About this time last year, Ellis described himself to me, I thought apologetically, as “the rock guy” in the Blues At The Crossroads 2 package, a tour that featured The Fabulous Thunderbirds in support of guests James Cotton, Jody Williams, Bob Margolin, and Ellis. The conversation took place just moments after he had delivered a set of stellar pure blues, beautiful and savage by turn. Here, he does it on “Kiss Of Death,” a spare slow blues taken at a funereal pace, much in the mode of “Double Trouble”–I mean the timeless Otis Rush song, not SRV, folks–and does it just right. The stark, late-night ballad “See No Harm” borrows its elegant, emotional changes from Ray Charles at his most gospel-drenched, back in the Atlantic days, and rivals Brother Ray for feel and passion. Believe me, I would never type that if I didn’t mean it. This is killer stuff. McKendree’s piano is sublime, and Ellis’s fills and solo are tough and to the point without breaking the mood in the slightest; his guitar tone is woody and appropriately old school. Bravo! Never mind his history with the Heartfixers; let no one suggest that Ellis in 2014 cannot sing and play blues with the best.

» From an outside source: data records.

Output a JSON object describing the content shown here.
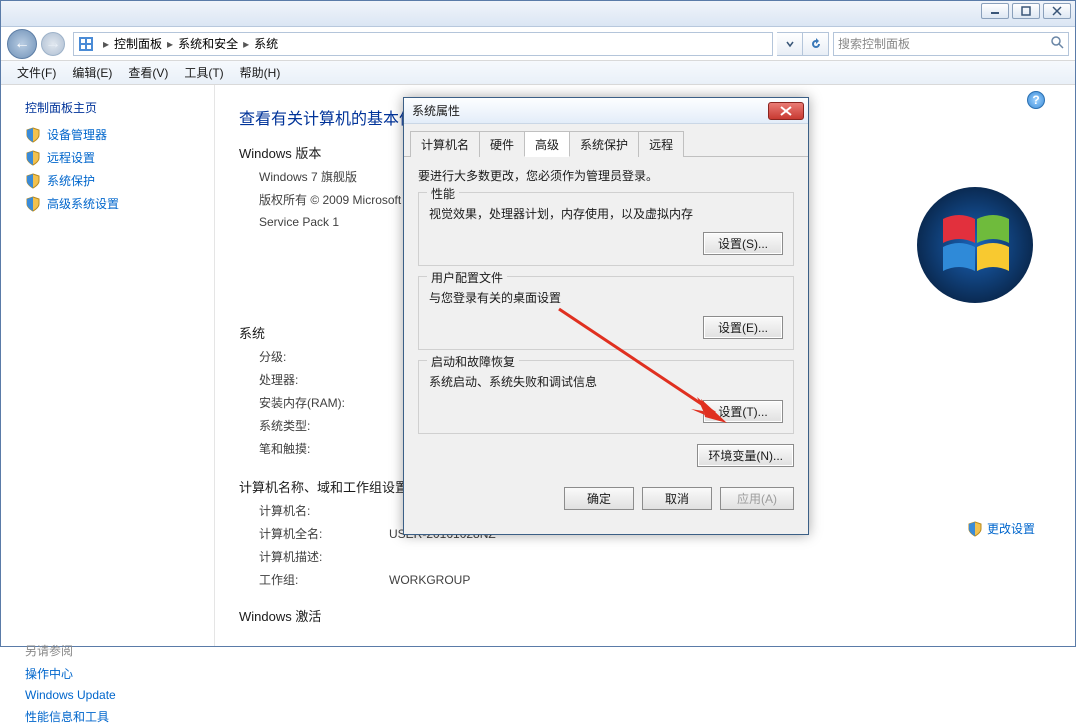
{
  "breadcrumbs": {
    "a": "控制面板",
    "b": "系统和安全",
    "c": "系统"
  },
  "search": {
    "placeholder": "搜索控制面板"
  },
  "menu": {
    "file": "文件(F)",
    "edit": "编辑(E)",
    "view": "查看(V)",
    "tools": "工具(T)",
    "help": "帮助(H)"
  },
  "leftpane": {
    "home": "控制面板主页",
    "devmgr": "设备管理器",
    "remote": "远程设置",
    "sysprotect": "系统保护",
    "advsys": "高级系统设置",
    "seealso": "另请参阅",
    "action": "操作中心",
    "wu": "Windows Update",
    "perf": "性能信息和工具"
  },
  "main": {
    "title": "查看有关计算机的基本信息",
    "winver_head": "Windows 版本",
    "edition": "Windows 7 旗舰版",
    "copyright": "版权所有 © 2009 Microsoft",
    "sp": "Service Pack 1",
    "sys_head": "系统",
    "rating_k": "分级:",
    "cpu_k": "处理器:",
    "ram_k": "安装内存(RAM):",
    "systype_k": "系统类型:",
    "pen_k": "笔和触摸:",
    "name_head": "计算机名称、域和工作组设置",
    "pcname_k": "计算机名:",
    "pcfull_k": "计算机全名:",
    "pcfull_v": "USER-20161028NZ",
    "pcdesc_k": "计算机描述:",
    "wg_k": "工作组:",
    "wg_v": "WORKGROUP",
    "act_head": "Windows 激活",
    "change": "更改设置"
  },
  "dialog": {
    "title": "系统属性",
    "tabs": {
      "a": "计算机名",
      "b": "硬件",
      "c": "高级",
      "d": "系统保护",
      "e": "远程"
    },
    "note": "要进行大多数更改，您必须作为管理员登录。",
    "perf_t": "性能",
    "perf_d": "视觉效果，处理器计划，内存使用，以及虚拟内存",
    "perf_b": "设置(S)...",
    "prof_t": "用户配置文件",
    "prof_d": "与您登录有关的桌面设置",
    "prof_b": "设置(E)...",
    "start_t": "启动和故障恢复",
    "start_d": "系统启动、系统失败和调试信息",
    "start_b": "设置(T)...",
    "env_b": "环境变量(N)...",
    "ok": "确定",
    "cancel": "取消",
    "apply": "应用(A)"
  }
}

I am afraid that, over the years, I forgot just how good Tinsley Ellis could be, or at least began to take him for granted. His recent work has made my lapse impossible to sustain. Anyone who likes blues-based music should find much to appreciate on the excellent Midnight Blue.

TOM HYSLOP

Review copy of the CD was provided by the publicity firm Blind Raccoon.